> [Task item]: Across the whole listing, copy out every line that includes the string "通販サイト".
*** Raw data Section Begins ***
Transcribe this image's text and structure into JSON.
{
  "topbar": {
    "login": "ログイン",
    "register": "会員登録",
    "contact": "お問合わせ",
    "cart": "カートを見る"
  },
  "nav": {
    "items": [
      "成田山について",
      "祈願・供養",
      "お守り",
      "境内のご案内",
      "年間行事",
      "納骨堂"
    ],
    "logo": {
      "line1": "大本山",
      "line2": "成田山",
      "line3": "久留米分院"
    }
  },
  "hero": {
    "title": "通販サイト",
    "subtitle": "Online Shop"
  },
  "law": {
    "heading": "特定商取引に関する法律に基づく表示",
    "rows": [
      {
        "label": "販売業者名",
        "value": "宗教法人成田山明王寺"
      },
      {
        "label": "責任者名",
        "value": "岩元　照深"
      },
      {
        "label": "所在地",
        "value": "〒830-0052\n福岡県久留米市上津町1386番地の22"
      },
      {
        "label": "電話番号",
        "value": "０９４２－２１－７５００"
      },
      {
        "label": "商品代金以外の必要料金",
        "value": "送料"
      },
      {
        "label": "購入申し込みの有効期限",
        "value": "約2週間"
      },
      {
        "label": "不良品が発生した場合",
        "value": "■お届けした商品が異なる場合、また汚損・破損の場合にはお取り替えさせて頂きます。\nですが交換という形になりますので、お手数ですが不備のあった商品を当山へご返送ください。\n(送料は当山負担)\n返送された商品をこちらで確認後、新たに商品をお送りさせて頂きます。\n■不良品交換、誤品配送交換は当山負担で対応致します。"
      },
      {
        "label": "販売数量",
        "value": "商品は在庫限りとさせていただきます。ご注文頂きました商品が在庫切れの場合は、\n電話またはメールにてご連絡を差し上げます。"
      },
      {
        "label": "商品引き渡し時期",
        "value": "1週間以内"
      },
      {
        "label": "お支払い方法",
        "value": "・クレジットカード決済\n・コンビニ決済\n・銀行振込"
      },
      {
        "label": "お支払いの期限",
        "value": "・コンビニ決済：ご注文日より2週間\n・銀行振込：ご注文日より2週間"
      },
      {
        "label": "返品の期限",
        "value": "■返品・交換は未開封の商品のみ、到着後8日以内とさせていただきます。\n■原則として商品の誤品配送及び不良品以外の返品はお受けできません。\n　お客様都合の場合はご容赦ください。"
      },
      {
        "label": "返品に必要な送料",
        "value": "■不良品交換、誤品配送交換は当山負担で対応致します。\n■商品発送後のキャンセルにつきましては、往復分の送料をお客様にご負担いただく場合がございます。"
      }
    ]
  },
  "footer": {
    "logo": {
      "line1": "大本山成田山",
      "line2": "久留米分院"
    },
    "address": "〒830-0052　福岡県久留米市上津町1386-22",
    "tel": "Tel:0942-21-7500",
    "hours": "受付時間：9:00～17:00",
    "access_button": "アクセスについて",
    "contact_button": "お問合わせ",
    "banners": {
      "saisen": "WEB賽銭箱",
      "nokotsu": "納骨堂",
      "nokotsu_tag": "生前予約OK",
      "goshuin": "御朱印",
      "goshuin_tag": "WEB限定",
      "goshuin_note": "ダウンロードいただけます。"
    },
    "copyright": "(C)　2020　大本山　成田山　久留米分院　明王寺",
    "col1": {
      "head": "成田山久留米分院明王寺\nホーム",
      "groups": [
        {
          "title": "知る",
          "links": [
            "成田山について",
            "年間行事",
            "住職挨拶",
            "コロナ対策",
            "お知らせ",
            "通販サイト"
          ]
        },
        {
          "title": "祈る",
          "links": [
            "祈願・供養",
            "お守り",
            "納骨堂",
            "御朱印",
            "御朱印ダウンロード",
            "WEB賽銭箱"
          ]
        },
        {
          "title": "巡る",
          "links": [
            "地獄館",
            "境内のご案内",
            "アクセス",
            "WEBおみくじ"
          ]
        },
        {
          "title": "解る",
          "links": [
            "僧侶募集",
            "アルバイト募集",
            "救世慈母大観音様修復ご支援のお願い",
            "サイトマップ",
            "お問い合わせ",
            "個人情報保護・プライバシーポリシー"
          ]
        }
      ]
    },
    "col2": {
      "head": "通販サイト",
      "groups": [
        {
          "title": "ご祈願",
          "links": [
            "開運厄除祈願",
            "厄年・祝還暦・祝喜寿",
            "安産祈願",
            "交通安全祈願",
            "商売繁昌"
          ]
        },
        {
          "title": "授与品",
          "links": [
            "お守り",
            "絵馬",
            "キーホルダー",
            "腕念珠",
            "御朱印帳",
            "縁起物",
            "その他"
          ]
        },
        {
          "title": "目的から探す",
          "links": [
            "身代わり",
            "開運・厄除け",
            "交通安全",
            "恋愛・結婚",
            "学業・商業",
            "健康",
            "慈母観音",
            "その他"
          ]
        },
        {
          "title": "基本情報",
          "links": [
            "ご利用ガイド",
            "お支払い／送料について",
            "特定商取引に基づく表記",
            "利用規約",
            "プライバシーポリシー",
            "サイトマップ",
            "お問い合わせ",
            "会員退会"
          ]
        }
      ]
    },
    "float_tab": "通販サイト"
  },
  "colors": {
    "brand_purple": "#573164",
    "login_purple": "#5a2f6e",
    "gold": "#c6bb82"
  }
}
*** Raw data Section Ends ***
> [Output below]:
    "title": "通販サイト",
            "通販サイト"
      "head": "通販サイト",
    "float_tab": "通販サイト"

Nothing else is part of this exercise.